**What is needed**.
Among the lines of the material below, count those with the string "green". Give the number alone.
[Start of section]
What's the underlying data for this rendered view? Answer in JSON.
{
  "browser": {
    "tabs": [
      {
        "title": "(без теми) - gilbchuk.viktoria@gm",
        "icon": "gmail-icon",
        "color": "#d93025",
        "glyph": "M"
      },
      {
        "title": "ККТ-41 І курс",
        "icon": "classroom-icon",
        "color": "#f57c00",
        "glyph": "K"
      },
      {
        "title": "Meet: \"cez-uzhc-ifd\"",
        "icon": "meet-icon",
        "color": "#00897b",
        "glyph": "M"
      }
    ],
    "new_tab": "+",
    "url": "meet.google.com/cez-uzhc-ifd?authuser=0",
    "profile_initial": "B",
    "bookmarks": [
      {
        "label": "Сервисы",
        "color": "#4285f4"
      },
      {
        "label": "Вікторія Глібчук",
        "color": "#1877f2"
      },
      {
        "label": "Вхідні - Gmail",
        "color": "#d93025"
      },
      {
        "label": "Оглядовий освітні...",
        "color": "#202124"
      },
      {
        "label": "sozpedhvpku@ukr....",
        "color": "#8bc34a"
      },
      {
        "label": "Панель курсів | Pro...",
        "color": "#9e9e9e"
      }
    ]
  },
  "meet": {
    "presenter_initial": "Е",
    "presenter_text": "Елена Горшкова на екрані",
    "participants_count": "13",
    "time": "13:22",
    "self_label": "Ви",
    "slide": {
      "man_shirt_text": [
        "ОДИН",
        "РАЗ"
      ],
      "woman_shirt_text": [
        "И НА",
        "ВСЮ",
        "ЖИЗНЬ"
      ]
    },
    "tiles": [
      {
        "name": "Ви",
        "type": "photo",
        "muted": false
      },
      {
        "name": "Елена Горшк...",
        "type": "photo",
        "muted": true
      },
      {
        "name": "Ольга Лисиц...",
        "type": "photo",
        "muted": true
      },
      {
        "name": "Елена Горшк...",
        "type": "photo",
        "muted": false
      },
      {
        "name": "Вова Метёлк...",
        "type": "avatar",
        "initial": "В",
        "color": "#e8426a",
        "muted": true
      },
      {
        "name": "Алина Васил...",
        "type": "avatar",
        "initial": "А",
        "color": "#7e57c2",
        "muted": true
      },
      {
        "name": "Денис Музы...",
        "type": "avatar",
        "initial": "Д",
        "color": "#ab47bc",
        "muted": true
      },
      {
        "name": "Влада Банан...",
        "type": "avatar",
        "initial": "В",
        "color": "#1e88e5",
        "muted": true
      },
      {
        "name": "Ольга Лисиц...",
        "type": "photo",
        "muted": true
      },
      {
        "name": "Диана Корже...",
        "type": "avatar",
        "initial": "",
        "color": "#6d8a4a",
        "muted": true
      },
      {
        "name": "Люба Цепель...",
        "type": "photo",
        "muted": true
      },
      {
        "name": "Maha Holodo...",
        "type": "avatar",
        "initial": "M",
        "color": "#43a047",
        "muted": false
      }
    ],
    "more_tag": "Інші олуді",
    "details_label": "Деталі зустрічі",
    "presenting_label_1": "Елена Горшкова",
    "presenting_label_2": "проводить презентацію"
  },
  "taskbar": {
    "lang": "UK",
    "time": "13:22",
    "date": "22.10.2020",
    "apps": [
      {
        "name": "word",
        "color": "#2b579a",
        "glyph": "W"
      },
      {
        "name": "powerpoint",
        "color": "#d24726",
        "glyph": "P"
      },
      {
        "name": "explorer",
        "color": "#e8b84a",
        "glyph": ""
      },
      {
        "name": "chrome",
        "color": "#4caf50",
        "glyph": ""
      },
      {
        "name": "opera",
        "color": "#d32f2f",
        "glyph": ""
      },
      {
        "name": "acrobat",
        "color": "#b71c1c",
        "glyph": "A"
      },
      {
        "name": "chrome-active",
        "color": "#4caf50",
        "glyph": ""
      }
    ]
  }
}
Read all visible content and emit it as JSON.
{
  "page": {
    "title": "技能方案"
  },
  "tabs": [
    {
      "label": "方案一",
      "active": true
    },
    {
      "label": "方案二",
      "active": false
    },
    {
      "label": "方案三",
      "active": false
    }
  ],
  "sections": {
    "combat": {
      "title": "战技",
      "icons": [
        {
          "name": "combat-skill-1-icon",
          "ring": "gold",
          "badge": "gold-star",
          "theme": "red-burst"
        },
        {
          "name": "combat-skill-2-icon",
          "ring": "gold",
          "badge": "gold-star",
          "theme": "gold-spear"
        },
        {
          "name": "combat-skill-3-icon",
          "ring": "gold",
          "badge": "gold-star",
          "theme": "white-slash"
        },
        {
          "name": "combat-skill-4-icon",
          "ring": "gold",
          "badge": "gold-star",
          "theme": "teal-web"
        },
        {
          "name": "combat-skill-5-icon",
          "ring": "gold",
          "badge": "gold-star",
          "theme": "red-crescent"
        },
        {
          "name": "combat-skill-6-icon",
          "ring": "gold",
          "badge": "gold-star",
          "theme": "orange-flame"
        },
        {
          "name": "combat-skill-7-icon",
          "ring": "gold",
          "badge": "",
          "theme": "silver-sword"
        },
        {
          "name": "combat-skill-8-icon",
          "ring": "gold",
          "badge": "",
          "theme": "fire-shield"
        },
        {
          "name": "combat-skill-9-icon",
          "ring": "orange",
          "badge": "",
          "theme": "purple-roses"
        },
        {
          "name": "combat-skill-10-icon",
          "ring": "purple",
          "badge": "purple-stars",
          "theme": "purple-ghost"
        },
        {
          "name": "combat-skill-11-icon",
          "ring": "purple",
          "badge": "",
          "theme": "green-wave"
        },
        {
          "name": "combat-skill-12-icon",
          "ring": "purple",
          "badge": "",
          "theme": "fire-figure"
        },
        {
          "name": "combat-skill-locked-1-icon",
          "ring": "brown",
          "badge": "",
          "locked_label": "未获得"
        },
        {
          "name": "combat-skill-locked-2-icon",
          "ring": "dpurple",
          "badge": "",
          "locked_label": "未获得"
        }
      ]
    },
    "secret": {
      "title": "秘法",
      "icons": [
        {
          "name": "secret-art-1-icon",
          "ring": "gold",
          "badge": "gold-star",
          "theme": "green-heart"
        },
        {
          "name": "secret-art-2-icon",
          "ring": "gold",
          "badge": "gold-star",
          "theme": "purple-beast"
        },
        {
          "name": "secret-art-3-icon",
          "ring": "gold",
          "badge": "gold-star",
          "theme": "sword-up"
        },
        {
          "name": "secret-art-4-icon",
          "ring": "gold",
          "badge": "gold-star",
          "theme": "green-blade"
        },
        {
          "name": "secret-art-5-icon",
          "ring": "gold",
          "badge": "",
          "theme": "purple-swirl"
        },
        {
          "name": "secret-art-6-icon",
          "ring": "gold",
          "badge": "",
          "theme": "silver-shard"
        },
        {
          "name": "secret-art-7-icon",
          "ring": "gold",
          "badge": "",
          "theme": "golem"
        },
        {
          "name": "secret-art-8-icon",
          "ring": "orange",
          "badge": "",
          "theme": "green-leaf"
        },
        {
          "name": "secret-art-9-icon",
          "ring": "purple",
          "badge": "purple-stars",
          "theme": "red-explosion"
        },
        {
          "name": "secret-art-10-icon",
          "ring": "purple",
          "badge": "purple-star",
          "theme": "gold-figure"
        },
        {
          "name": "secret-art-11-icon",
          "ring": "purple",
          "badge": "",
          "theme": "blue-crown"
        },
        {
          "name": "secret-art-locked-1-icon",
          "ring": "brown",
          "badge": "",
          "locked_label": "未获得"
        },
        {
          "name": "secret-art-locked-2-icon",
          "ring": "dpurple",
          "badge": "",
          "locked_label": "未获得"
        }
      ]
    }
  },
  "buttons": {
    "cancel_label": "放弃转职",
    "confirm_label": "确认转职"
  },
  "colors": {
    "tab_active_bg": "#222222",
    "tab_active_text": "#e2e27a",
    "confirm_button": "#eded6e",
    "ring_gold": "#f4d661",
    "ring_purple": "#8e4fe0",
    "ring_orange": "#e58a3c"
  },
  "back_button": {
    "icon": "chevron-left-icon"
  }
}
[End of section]
**Solution for this task**.
4